What you have to do: The expected response is an exact repetition of every record, with images excluded.

• • • • •

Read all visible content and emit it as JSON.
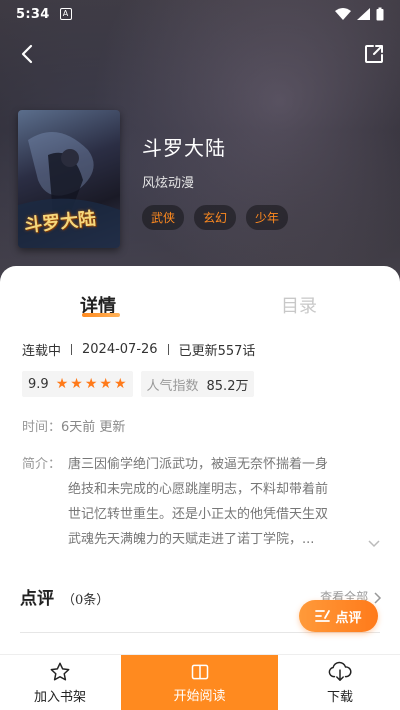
{
  "status_bar": {
    "time": "5:34"
  },
  "book": {
    "cover_text": "斗罗大陆",
    "title": "斗罗大陆",
    "author": "风炫动漫",
    "tags": [
      "武侠",
      "玄幻",
      "少年"
    ]
  },
  "tabs": {
    "detail": "详情",
    "toc": "目录"
  },
  "meta": {
    "status": "连载中",
    "date": "2024-07-26",
    "updated": "已更新557话"
  },
  "score": {
    "rating": "9.9",
    "stars": 5,
    "popularity_label": "人气指数",
    "popularity_value": "85.2万"
  },
  "time_row": {
    "label": "时间：",
    "value": "6天前 更新"
  },
  "intro": {
    "label": "简介：",
    "lines": [
      "唐三因偷学绝门派武功，被逼无奈怀揣着一身",
      "绝技和未完成的心愿跳崖明志，不料却带着前",
      "世记忆转世重生。还是小正太的他凭借天生双",
      "武魂先天满魄力的天赋走进了诺丁学院，..."
    ]
  },
  "review": {
    "title": "点评",
    "count": "（0条）",
    "view_all": "查看全部",
    "fab_label": "点评"
  },
  "bottom_bar": {
    "shelf": "加入书架",
    "read": "开始阅读",
    "download": "下载"
  },
  "colors": {
    "accent": "#ff8a1f",
    "star": "#ff7a1a"
  }
}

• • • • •

Response:
Read all visible content and emit it as JSON.
{
  "status_bar": {
    "time": "5:34"
  },
  "book": {
    "cover_text": "斗罗大陆",
    "title": "斗罗大陆",
    "author": "风炫动漫",
    "tags": [
      "武侠",
      "玄幻",
      "少年"
    ]
  },
  "tabs": {
    "detail": "详情",
    "toc": "目录"
  },
  "meta": {
    "status": "连载中",
    "date": "2024-07-26",
    "updated": "已更新557话"
  },
  "score": {
    "rating": "9.9",
    "stars": 5,
    "popularity_label": "人气指数",
    "popularity_value": "85.2万"
  },
  "time_row": {
    "label": "时间：",
    "value": "6天前 更新"
  },
  "intro": {
    "label": "简介：",
    "lines": [
      "唐三因偷学绝门派武功，被逼无奈怀揣着一身",
      "绝技和未完成的心愿跳崖明志，不料却带着前",
      "世记忆转世重生。还是小正太的他凭借天生双",
      "武魂先天满魄力的天赋走进了诺丁学院，..."
    ]
  },
  "review": {
    "title": "点评",
    "count": "（0条）",
    "view_all": "查看全部",
    "fab_label": "点评"
  },
  "bottom_bar": {
    "shelf": "加入书架",
    "read": "开始阅读",
    "download": "下载"
  },
  "colors": {
    "accent": "#ff8a1f",
    "star": "#ff7a1a"
  }
}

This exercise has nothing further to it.